Using radiocarbon dating methods, the team, which includes UC Irvine's Susan Trumbore, found that up to half of all trees greater than 10 centimeters in diameter are more than 300 years old. Some of the trees, Trumbore said, are as much as 750 to 1,000 years old. Study results appear in the online early edition of the Proceedings of the National Academy of Sciences.
"Little was known about the age of tropical trees, because they do not have easily identified annual growth rings," added Trumbore, a professor of Earth system science. "No one had thought these tropical trees could be so old, or that they grow so slowly."
And for Trumbore, who studies how forests and the atmosphere exchange carbon, these discoveries can have implications for the role the Amazon plays in determining global carbon dioxide levels. Carbon dioxide is a greenhouse gas implicated in accelerated global warming and the focus of international efforts to curb its atmospheric levels.
Because their trees are old and slow-growing, the Amazon forests, which contain about a third of all carbon found in land vegetation, have less capacity to absorb atmospheric carbon than previous studies have predicted. Although some of the largest trees also grow the fastest and can take up carbon quickly, the vast majority of the Amazon trees grow slowly.
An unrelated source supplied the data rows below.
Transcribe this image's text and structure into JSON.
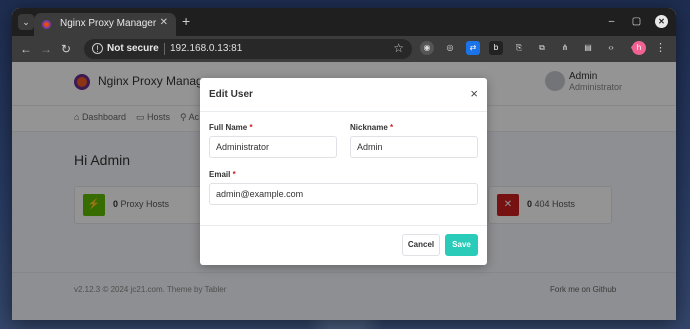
{
  "browser": {
    "tab_title": "Nginx Proxy Manager",
    "tab_close": "✕",
    "new_tab": "+",
    "security_label": "Not secure",
    "url": "192.168.0.13:81",
    "profile_initial": "h"
  },
  "app": {
    "brand": "Nginx Proxy Manager",
    "user_name": "Admin",
    "user_role": "Administrator",
    "nav": {
      "dashboard": "Dashboard",
      "hosts": "Hosts",
      "access": "Ac"
    },
    "greeting": "Hi Admin",
    "cards": {
      "proxy_count": "0",
      "proxy_label": "Proxy Hosts",
      "n404_count": "0",
      "n404_label": "404 Hosts"
    },
    "footer_left": "v2.12.3 © 2024 jc21.com. Theme by Tabler",
    "footer_right": "Fork me on Github"
  },
  "modal": {
    "title": "Edit User",
    "close": "×",
    "full_name_label": "Full Name",
    "full_name_value": "Administrator",
    "nickname_label": "Nickname",
    "nickname_value": "Admin",
    "email_label": "Email",
    "email_value": "admin@example.com",
    "required_mark": "*",
    "cancel_label": "Cancel",
    "save_label": "Save"
  },
  "colors": {
    "accent": "#2bcbba",
    "proxy_icon": "#5eba00",
    "n404_icon": "#cd201f"
  }
}
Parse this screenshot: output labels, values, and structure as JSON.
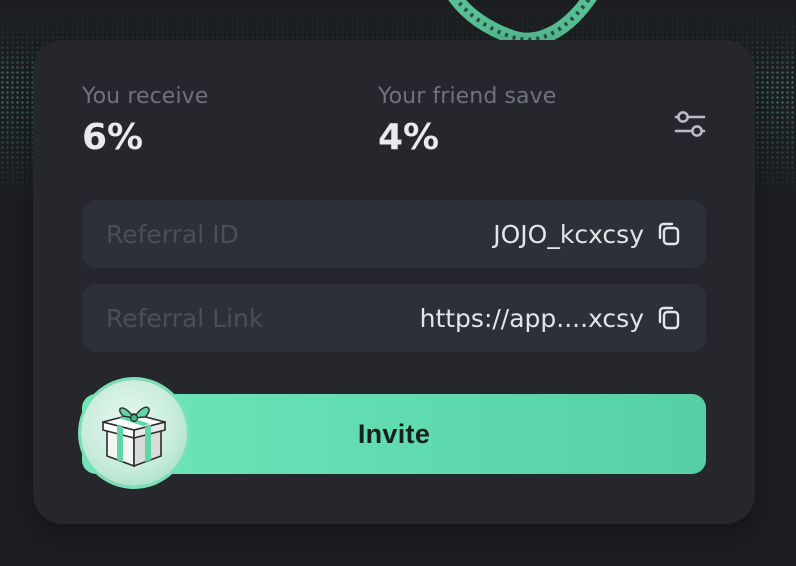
{
  "stats": [
    {
      "label": "You receive",
      "value": "6%"
    },
    {
      "label": "Your friend save",
      "value": "4%"
    }
  ],
  "fields": [
    {
      "label": "Referral ID",
      "value": "JOJO_kcxcsy",
      "icon": "copy-icon"
    },
    {
      "label": "Referral Link",
      "value": "https://app....xcsy",
      "icon": "copy-icon"
    }
  ],
  "settings": {
    "icon": "sliders-icon"
  },
  "invite": {
    "label": "Invite",
    "icon": "gift-icon"
  },
  "colors": {
    "accent": "#5fdbaf",
    "card": "#25272c",
    "field": "#2e3037",
    "background": "#1c1e22"
  }
}
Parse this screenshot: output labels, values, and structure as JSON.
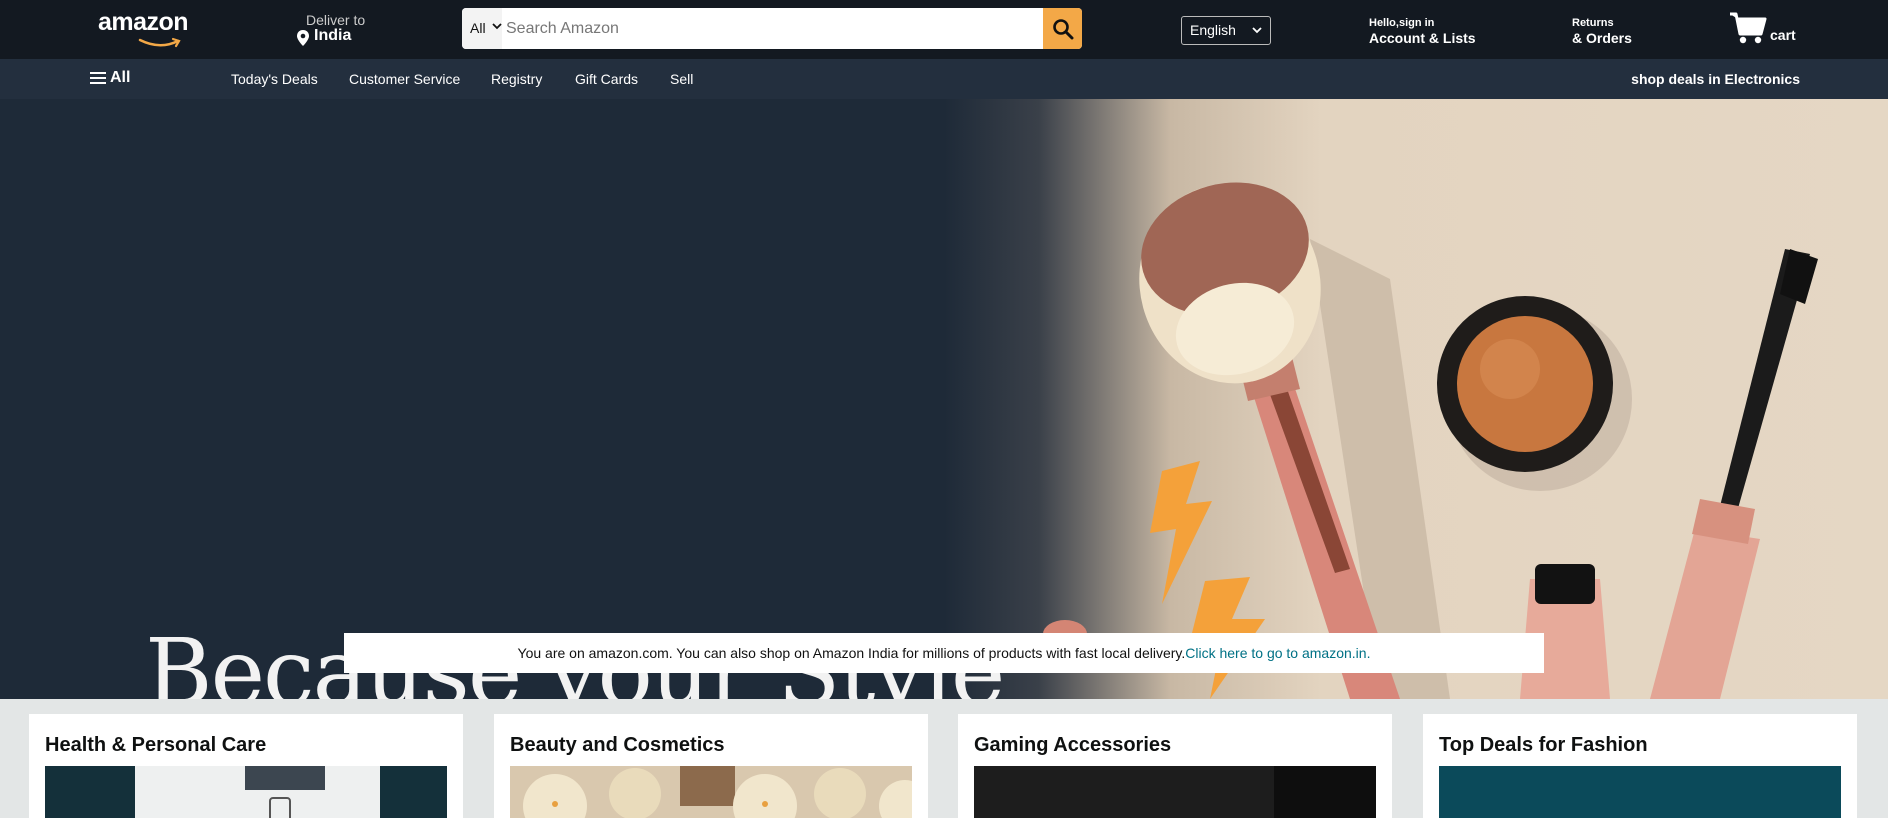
{
  "header": {
    "logo_text": "amazon",
    "deliver_label": "Deliver to",
    "deliver_location": "India",
    "search": {
      "category": "All",
      "placeholder": "Search Amazon"
    },
    "language": "English",
    "account_line1": "Hello,sign in",
    "account_line2": "Account & Lists",
    "returns_line1": "Returns",
    "returns_line2": "& Orders",
    "cart_label": "cart"
  },
  "subnav": {
    "all_label": "All",
    "links": [
      "Today's Deals",
      "Customer Service",
      "Registry",
      "Gift Cards",
      "Sell"
    ],
    "promo": "shop deals in Electronics"
  },
  "hero": {
    "headline": "Because your Style"
  },
  "notice": {
    "text": "You are on amazon.com. You can also shop on Amazon India for millions of products with fast local delivery.",
    "link_text": "Click here to go to amazon.in."
  },
  "cards": [
    {
      "title": "Health & Personal Care"
    },
    {
      "title": "Beauty and Cosmetics"
    },
    {
      "title": "Gaming Accessories"
    },
    {
      "title": "Top Deals for Fashion"
    }
  ],
  "colors": {
    "nav_bg": "#131921",
    "subnav_bg": "#232f3e",
    "search_button": "#f3a847",
    "link": "#007185"
  }
}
"In the Central Amazon, where we found the slowest growing trees, the rates of carbon uptake are roughly half what is predicted by current global carbon cycle models," Trumbore said. "As a result, those models -- which are used by scientists to understand how carbon flows through the Earth system -- may be overestimating the forests' capacity to remove carbon dioxide from the atmosphere."